#### Work to be completed
Line by line, reproduce the material below exactly.

#### Provided information
——

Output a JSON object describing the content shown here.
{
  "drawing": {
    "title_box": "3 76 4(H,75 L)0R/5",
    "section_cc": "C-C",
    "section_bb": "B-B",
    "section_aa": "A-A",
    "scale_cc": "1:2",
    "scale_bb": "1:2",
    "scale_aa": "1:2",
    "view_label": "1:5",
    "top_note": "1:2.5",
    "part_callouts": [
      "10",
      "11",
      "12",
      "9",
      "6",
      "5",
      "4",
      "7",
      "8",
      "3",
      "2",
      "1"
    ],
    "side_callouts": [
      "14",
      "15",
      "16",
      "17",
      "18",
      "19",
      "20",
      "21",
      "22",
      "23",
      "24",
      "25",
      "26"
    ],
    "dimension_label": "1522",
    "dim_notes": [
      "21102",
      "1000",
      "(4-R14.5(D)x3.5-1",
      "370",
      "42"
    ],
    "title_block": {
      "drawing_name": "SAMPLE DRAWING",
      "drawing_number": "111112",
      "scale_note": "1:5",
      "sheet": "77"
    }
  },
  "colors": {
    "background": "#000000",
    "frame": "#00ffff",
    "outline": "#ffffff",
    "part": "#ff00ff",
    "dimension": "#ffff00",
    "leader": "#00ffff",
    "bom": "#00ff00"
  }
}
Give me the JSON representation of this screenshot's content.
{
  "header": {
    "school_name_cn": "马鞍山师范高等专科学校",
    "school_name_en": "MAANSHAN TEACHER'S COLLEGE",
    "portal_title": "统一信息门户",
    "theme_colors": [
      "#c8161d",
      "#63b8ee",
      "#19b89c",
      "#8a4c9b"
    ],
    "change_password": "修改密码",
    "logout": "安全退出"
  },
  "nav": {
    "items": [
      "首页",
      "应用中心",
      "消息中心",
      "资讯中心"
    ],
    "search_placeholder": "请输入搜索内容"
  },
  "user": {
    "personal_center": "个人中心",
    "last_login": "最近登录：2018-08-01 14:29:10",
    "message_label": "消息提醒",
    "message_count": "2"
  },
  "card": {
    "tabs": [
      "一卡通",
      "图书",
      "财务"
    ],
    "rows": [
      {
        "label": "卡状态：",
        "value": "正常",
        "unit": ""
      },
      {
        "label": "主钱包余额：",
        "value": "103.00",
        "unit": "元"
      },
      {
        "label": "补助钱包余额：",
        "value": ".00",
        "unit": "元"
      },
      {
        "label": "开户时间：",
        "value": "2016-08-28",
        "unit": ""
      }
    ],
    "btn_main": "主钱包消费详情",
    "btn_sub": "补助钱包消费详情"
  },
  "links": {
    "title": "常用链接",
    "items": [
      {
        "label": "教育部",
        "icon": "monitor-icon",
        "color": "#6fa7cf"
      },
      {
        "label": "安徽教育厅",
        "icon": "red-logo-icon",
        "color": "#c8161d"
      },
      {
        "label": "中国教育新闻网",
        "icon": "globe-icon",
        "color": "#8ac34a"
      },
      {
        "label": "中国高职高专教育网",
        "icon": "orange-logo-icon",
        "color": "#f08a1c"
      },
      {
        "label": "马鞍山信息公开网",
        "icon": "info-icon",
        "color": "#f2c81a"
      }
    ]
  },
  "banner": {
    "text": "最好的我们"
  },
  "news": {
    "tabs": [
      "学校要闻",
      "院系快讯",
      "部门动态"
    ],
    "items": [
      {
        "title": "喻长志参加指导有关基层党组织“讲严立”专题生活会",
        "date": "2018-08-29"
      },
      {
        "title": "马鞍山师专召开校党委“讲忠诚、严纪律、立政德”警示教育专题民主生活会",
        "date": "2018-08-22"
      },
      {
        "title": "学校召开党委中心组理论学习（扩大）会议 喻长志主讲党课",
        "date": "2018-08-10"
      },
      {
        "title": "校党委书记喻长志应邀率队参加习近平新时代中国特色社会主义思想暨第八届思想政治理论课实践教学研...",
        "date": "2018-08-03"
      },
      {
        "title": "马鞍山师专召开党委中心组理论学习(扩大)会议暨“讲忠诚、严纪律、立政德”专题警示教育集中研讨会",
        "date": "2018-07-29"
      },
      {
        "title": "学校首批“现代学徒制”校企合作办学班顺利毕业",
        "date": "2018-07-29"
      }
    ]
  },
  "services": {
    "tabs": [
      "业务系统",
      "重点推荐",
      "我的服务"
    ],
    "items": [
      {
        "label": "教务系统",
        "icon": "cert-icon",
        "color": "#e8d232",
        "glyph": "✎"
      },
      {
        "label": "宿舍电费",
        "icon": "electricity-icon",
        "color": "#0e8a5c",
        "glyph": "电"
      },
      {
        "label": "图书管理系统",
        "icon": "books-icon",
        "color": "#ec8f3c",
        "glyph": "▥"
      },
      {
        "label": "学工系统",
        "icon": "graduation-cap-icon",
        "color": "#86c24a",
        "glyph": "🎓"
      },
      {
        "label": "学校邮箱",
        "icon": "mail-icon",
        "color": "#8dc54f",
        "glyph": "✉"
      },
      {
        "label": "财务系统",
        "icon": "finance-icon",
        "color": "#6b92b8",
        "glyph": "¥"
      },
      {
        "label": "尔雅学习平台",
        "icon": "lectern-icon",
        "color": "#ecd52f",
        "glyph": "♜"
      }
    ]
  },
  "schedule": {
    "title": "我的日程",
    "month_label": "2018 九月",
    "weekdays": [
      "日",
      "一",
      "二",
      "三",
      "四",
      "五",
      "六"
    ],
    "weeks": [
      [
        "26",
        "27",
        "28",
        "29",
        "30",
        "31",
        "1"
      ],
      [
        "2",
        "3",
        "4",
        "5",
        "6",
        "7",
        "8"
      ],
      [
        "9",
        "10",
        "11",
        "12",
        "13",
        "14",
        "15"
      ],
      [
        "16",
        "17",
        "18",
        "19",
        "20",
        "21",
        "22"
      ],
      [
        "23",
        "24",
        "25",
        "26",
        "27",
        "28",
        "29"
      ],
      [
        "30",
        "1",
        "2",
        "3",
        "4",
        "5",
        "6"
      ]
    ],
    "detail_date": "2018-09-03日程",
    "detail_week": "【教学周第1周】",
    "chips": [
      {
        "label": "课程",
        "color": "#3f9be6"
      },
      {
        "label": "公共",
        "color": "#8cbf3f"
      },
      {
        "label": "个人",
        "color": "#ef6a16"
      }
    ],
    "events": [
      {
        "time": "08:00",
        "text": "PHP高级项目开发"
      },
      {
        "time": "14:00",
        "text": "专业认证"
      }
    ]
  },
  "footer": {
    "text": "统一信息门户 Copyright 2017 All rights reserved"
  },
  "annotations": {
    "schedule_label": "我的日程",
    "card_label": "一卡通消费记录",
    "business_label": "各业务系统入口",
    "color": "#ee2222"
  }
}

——

#### Written reply
Output a JSON object describing the content shown here.
{
  "drawing": {
    "title_box": "3 76 4(H,75 L)0R/5",
    "section_cc": "C-C",
    "section_bb": "B-B",
    "section_aa": "A-A",
    "scale_cc": "1:2",
    "scale_bb": "1:2",
    "scale_aa": "1:2",
    "view_label": "1:5",
    "top_note": "1:2.5",
    "part_callouts": [
      "10",
      "11",
      "12",
      "9",
      "6",
      "5",
      "4",
      "7",
      "8",
      "3",
      "2",
      "1"
    ],
    "side_callouts": [
      "14",
      "15",
      "16",
      "17",
      "18",
      "19",
      "20",
      "21",
      "22",
      "23",
      "24",
      "25",
      "26"
    ],
    "dimension_label": "1522",
    "dim_notes": [
      "21102",
      "1000",
      "(4-R14.5(D)x3.5-1",
      "370",
      "42"
    ],
    "title_block": {
      "drawing_name": "SAMPLE DRAWING",
      "drawing_number": "111112",
      "scale_note": "1:5",
      "sheet": "77"
    }
  },
  "colors": {
    "background": "#000000",
    "frame": "#00ffff",
    "outline": "#ffffff",
    "part": "#ff00ff",
    "dimension": "#ffff00",
    "leader": "#00ffff",
    "bom": "#00ff00"
  }
}
Give me the JSON representation of this screenshot's content.
{
  "header": {
    "school_name_cn": "马鞍山师范高等专科学校",
    "school_name_en": "MAANSHAN TEACHER'S COLLEGE",
    "portal_title": "统一信息门户",
    "theme_colors": [
      "#c8161d",
      "#63b8ee",
      "#19b89c",
      "#8a4c9b"
    ],
    "change_password": "修改密码",
    "logout": "安全退出"
  },
  "nav": {
    "items": [
      "首页",
      "应用中心",
      "消息中心",
      "资讯中心"
    ],
    "search_placeholder": "请输入搜索内容"
  },
  "user": {
    "personal_center": "个人中心",
    "last_login": "最近登录：2018-08-01 14:29:10",
    "message_label": "消息提醒",
    "message_count": "2"
  },
  "card": {
    "tabs": [
      "一卡通",
      "图书",
      "财务"
    ],
    "rows": [
      {
        "label": "卡状态：",
        "value": "正常",
        "unit": ""
      },
      {
        "label": "主钱包余额：",
        "value": "103.00",
        "unit": "元"
      },
      {
        "label": "补助钱包余额：",
        "value": ".00",
        "unit": "元"
      },
      {
        "label": "开户时间：",
        "value": "2016-08-28",
        "unit": ""
      }
    ],
    "btn_main": "主钱包消费详情",
    "btn_sub": "补助钱包消费详情"
  },
  "links": {
    "title": "常用链接",
    "items": [
      {
        "label": "教育部",
        "icon": "monitor-icon",
        "color": "#6fa7cf"
      },
      {
        "label": "安徽教育厅",
        "icon": "red-logo-icon",
        "color": "#c8161d"
      },
      {
        "label": "中国教育新闻网",
        "icon": "globe-icon",
        "color": "#8ac34a"
      },
      {
        "label": "中国高职高专教育网",
        "icon": "orange-logo-icon",
        "color": "#f08a1c"
      },
      {
        "label": "马鞍山信息公开网",
        "icon": "info-icon",
        "color": "#f2c81a"
      }
    ]
  },
  "banner": {
    "text": "最好的我们"
  },
  "news": {
    "tabs": [
      "学校要闻",
      "院系快讯",
      "部门动态"
    ],
    "items": [
      {
        "title": "喻长志参加指导有关基层党组织“讲严立”专题生活会",
        "date": "2018-08-29"
      },
      {
        "title": "马鞍山师专召开校党委“讲忠诚、严纪律、立政德”警示教育专题民主生活会",
        "date": "2018-08-22"
      },
      {
        "title": "学校召开党委中心组理论学习（扩大）会议 喻长志主讲党课",
        "date": "2018-08-10"
      },
      {
        "title": "校党委书记喻长志应邀率队参加习近平新时代中国特色社会主义思想暨第八届思想政治理论课实践教学研...",
        "date": "2018-08-03"
      },
      {
        "title": "马鞍山师专召开党委中心组理论学习(扩大)会议暨“讲忠诚、严纪律、立政德”专题警示教育集中研讨会",
        "date": "2018-07-29"
      },
      {
        "title": "学校首批“现代学徒制”校企合作办学班顺利毕业",
        "date": "2018-07-29"
      }
    ]
  },
  "services": {
    "tabs": [
      "业务系统",
      "重点推荐",
      "我的服务"
    ],
    "items": [
      {
        "label": "教务系统",
        "icon": "cert-icon",
        "color": "#e8d232",
        "glyph": "✎"
      },
      {
        "label": "宿舍电费",
        "icon": "electricity-icon",
        "color": "#0e8a5c",
        "glyph": "电"
      },
      {
        "label": "图书管理系统",
        "icon": "books-icon",
        "color": "#ec8f3c",
        "glyph": "▥"
      },
      {
        "label": "学工系统",
        "icon": "graduation-cap-icon",
        "color": "#86c24a",
        "glyph": "🎓"
      },
      {
        "label": "学校邮箱",
        "icon": "mail-icon",
        "color": "#8dc54f",
        "glyph": "✉"
      },
      {
        "label": "财务系统",
        "icon": "finance-icon",
        "color": "#6b92b8",
        "glyph": "¥"
      },
      {
        "label": "尔雅学习平台",
        "icon": "lectern-icon",
        "color": "#ecd52f",
        "glyph": "♜"
      }
    ]
  },
  "schedule": {
    "title": "我的日程",
    "month_label": "2018 九月",
    "weekdays": [
      "日",
      "一",
      "二",
      "三",
      "四",
      "五",
      "六"
    ],
    "weeks": [
      [
        "26",
        "27",
        "28",
        "29",
        "30",
        "31",
        "1"
      ],
      [
        "2",
        "3",
        "4",
        "5",
        "6",
        "7",
        "8"
      ],
      [
        "9",
        "10",
        "11",
        "12",
        "13",
        "14",
        "15"
      ],
      [
        "16",
        "17",
        "18",
        "19",
        "20",
        "21",
        "22"
      ],
      [
        "23",
        "24",
        "25",
        "26",
        "27",
        "28",
        "29"
      ],
      [
        "30",
        "1",
        "2",
        "3",
        "4",
        "5",
        "6"
      ]
    ],
    "detail_date": "2018-09-03日程",
    "detail_week": "【教学周第1周】",
    "chips": [
      {
        "label": "课程",
        "color": "#3f9be6"
      },
      {
        "label": "公共",
        "color": "#8cbf3f"
      },
      {
        "label": "个人",
        "color": "#ef6a16"
      }
    ],
    "events": [
      {
        "time": "08:00",
        "text": "PHP高级项目开发"
      },
      {
        "time": "14:00",
        "text": "专业认证"
      }
    ]
  },
  "footer": {
    "text": "统一信息门户 Copyright 2017 All rights reserved"
  },
  "annotations": {
    "schedule_label": "我的日程",
    "card_label": "一卡通消费记录",
    "business_label": "各业务系统入口",
    "color": "#ee2222"
  }
}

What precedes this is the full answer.